- _Given data_
##############################
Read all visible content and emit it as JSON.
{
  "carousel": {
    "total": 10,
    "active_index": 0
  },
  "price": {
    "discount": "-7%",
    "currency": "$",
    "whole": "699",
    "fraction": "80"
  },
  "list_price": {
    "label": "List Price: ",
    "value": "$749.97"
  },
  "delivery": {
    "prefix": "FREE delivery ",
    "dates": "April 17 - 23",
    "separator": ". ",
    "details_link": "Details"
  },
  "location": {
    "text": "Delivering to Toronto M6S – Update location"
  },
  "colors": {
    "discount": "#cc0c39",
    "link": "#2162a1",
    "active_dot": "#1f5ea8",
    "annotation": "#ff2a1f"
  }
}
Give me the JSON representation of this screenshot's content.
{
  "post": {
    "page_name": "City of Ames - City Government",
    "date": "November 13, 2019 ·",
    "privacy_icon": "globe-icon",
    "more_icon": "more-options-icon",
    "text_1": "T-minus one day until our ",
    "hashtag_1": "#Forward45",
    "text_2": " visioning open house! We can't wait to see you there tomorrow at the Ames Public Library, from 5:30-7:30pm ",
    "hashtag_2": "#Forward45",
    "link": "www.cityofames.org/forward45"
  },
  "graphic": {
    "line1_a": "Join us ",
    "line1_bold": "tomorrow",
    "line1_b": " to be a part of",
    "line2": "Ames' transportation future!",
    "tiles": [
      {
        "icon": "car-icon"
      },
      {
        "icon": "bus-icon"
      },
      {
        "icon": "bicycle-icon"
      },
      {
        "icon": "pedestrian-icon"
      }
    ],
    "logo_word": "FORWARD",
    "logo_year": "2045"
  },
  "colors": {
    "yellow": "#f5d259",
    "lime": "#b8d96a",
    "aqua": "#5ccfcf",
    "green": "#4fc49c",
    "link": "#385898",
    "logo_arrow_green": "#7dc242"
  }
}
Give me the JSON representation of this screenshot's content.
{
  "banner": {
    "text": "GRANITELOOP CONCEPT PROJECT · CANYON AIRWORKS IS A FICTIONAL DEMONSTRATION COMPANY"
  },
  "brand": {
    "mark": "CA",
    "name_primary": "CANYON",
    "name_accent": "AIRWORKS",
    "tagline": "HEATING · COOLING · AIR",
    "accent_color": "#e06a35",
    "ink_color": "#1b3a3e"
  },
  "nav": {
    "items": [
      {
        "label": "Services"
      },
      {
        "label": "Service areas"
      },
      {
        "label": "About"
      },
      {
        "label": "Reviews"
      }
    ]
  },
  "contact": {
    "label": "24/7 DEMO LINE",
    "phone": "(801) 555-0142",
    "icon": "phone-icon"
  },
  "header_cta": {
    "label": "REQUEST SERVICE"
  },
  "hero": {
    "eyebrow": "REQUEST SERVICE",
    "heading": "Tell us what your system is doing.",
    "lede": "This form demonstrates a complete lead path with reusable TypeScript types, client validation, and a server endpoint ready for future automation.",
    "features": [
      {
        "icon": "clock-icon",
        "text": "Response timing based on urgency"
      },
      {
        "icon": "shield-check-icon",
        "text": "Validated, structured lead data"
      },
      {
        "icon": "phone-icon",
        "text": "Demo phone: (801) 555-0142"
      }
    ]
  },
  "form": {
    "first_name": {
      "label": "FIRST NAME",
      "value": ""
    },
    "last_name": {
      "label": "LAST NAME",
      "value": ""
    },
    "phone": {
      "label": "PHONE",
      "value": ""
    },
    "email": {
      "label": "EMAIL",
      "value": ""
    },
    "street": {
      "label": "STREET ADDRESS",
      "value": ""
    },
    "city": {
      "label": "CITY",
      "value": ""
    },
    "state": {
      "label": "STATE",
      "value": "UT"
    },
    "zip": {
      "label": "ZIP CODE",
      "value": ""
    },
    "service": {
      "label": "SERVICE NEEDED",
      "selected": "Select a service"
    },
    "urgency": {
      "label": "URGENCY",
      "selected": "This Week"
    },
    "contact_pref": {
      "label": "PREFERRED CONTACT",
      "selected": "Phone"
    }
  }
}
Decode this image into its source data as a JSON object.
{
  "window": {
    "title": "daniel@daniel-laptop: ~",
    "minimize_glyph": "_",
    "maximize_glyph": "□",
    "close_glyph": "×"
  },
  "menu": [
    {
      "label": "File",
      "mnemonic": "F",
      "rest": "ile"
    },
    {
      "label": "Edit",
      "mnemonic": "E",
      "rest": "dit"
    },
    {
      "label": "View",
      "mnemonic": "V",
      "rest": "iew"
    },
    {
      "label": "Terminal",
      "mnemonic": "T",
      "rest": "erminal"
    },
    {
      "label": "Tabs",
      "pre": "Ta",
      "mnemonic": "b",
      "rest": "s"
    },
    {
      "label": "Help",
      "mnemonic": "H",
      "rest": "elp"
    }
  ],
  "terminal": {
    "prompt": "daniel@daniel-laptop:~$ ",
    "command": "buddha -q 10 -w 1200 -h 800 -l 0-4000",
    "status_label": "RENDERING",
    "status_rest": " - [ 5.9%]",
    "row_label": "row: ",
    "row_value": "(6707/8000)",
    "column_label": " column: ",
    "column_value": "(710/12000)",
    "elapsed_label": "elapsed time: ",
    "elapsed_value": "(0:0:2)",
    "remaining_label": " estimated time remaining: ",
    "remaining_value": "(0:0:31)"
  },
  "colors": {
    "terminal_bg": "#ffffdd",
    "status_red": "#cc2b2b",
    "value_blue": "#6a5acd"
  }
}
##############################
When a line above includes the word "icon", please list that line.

- _The answer_
    "privacy_icon": "globe-icon",
    "more_icon": "more-options-icon",
        "icon": "car-icon"
        "icon": "bus-icon"
        "icon": "bicycle-icon"
        "icon": "pedestrian-icon"
    "icon": "phone-icon"
        "icon": "clock-icon",
        "icon": "shield-check-icon",
        "icon": "phone-icon",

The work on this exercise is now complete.